** ACTION ITEM **
Within the records that follow, count the lines containing the string "icon". Reply only with the count.

=== Begin Enclosure ===

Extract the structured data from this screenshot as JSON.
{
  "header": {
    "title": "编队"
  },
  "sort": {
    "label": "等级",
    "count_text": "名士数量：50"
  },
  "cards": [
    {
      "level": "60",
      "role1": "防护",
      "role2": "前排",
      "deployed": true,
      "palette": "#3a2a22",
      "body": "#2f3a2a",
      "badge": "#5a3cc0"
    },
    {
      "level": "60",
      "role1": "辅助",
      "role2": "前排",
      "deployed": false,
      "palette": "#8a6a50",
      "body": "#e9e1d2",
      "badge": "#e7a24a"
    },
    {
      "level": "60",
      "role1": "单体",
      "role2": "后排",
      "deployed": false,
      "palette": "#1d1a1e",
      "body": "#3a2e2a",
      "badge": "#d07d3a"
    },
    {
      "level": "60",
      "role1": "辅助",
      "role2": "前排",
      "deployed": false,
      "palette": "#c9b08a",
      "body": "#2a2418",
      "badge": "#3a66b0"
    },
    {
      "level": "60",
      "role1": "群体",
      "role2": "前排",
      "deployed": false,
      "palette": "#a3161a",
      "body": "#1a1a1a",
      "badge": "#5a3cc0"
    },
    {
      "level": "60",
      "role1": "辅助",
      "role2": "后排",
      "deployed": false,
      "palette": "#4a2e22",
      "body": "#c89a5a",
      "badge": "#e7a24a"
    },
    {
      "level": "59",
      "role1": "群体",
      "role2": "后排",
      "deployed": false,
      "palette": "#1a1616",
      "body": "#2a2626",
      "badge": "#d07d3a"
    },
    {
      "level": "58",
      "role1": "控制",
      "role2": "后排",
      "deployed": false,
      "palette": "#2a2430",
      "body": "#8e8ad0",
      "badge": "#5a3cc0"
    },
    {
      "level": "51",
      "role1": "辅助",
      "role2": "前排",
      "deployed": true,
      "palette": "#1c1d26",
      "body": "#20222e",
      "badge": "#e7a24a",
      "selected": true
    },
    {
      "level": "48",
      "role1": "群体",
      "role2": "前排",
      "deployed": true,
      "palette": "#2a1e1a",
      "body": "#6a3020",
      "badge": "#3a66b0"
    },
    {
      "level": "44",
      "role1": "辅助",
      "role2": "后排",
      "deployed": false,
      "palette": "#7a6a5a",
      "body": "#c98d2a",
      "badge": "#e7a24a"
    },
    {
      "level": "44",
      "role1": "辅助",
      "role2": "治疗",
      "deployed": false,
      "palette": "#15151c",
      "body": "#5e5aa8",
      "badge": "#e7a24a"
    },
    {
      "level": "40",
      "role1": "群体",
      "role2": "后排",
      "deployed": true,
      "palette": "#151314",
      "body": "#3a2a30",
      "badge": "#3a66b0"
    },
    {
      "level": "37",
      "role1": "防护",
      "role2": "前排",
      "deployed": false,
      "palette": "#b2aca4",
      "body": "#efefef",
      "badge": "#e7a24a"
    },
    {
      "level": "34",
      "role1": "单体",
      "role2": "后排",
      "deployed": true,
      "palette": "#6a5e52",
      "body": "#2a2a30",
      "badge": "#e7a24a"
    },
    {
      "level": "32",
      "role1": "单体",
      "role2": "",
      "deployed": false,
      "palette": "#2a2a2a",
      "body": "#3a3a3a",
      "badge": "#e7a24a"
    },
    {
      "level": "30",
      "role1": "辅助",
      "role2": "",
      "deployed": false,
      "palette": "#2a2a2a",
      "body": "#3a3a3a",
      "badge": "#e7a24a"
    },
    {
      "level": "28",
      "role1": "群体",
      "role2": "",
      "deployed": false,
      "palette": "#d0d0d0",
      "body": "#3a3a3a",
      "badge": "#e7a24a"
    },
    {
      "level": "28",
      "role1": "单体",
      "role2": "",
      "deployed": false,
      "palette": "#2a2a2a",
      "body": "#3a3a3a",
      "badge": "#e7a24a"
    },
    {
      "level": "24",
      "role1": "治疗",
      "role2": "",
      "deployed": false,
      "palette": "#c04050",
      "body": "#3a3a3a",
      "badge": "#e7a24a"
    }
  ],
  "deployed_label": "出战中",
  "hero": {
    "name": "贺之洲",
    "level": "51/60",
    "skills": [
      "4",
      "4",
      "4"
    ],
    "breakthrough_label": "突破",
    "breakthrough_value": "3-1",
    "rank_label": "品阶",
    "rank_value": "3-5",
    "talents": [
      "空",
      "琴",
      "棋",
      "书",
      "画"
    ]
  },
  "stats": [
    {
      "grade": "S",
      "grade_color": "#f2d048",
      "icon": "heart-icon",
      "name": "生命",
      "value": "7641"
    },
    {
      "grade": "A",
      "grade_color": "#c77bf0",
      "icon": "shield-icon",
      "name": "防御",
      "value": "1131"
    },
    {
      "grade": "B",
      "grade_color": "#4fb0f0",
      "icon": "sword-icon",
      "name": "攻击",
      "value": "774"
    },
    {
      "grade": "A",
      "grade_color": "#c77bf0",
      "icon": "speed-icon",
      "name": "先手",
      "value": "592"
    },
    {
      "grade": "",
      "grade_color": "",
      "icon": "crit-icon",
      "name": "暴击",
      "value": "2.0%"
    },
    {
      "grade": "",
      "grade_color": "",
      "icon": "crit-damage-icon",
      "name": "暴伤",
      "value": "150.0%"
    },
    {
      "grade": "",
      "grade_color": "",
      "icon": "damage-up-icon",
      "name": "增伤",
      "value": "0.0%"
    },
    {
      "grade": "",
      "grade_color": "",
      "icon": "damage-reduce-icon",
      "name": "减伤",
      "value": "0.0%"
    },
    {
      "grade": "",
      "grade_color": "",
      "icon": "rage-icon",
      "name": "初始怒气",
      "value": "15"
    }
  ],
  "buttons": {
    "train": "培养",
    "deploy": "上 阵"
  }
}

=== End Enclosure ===

** EXERCISE SOLUTION **
9